I have heard this objection about "gaming the system" not only in the homeless shelter environment, where violence and fears of violence are daily realities, but also in corporate and school settings in which violence had never occurred. I addressed this argument in my book:
"Bathrooms and dressing rooms bring up a question that I often get in my consulting practice: what if someone just pretends to have a female gender identity, but they do so falsely in order to obtain sexual gratification from the presence of females? This is of great concern for many people, who feel that, while they would like to respect a transgender employee's gender identity, to do so would conflict with the rights of female employees.
My answer is that, after a decade of work in this field, I have never heard of a situation where a person used a false claim of gender identity for that purpose. I have certainly heard of a few cases where a man dressed as a woman in order to commit a crime and escape detection (though of course, having heard of the cases, the attempts were obviously not successful). I have also heard about men committing crimes in women's bathrooms. But these cases all involved an attempt to escape notice, not to call attention to false claims about gender identity. More significantly, those cases were not spurred by the passage of a gender identity non-discrimination law.
Now what if, you think, what if some crafty male, spurred by this new law, were to come up with a lascivious plan to lurk in the women's restroom and then, when confronted by the police about his harassing behavior, claim that he was entitled to commit harassment because of his gender identity? The answer is that harassing behavior is not permitted regardless of one's gender. If I am standing in the women's restroom and the woman next to me puts her hand on my thigh, that's harassment, and it doesn't matter if she claims gender identity issues or not. "
The logic of the argument that allowing transgender people to use a bathroom consistent with their gender will create a risk to women's safety has rested, in some recent instances, upon a claim that those who are registered sex offenders will use false claims of gender identity disorder to gain access to women's spaces in order to commit sex crimes. This claim is disproven by experience.
There are 13 states and a hundred cities with gender identity civil rights ordinances, beginning with Minneapolis in 1975. There are over 491,000 registered sex offenders in the U.S. There are over 270,000 sexual assaults per year in the U.S.
How many cases involving transgender people in bathrooms have there been in any year? Zero. How many false claims of gender identity transition have there been in order to commit sexual assault in any year?

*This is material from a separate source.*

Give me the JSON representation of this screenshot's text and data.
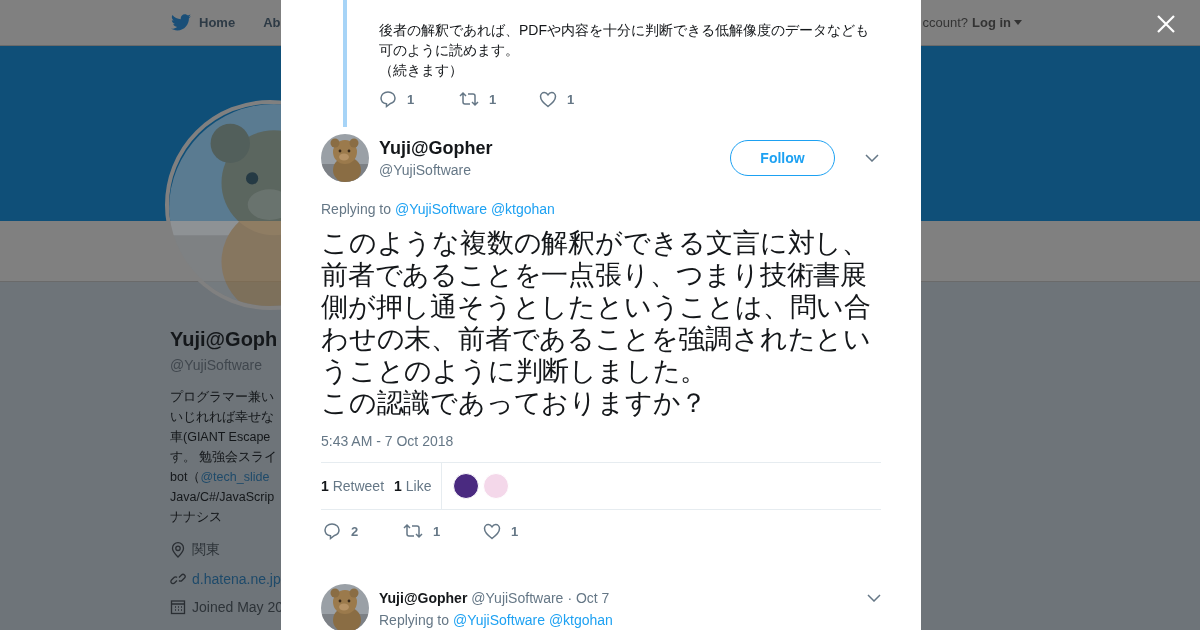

Zero.
For more on these topics, see Part I, which discusses concerns about pedophilia, Part II, which discusses fear of loss of religious freedom, another post discussing the possibility of a sudden flood of litigation and concerns about gay quotas, and Part III, discussing the transphobic "business necessity" argument.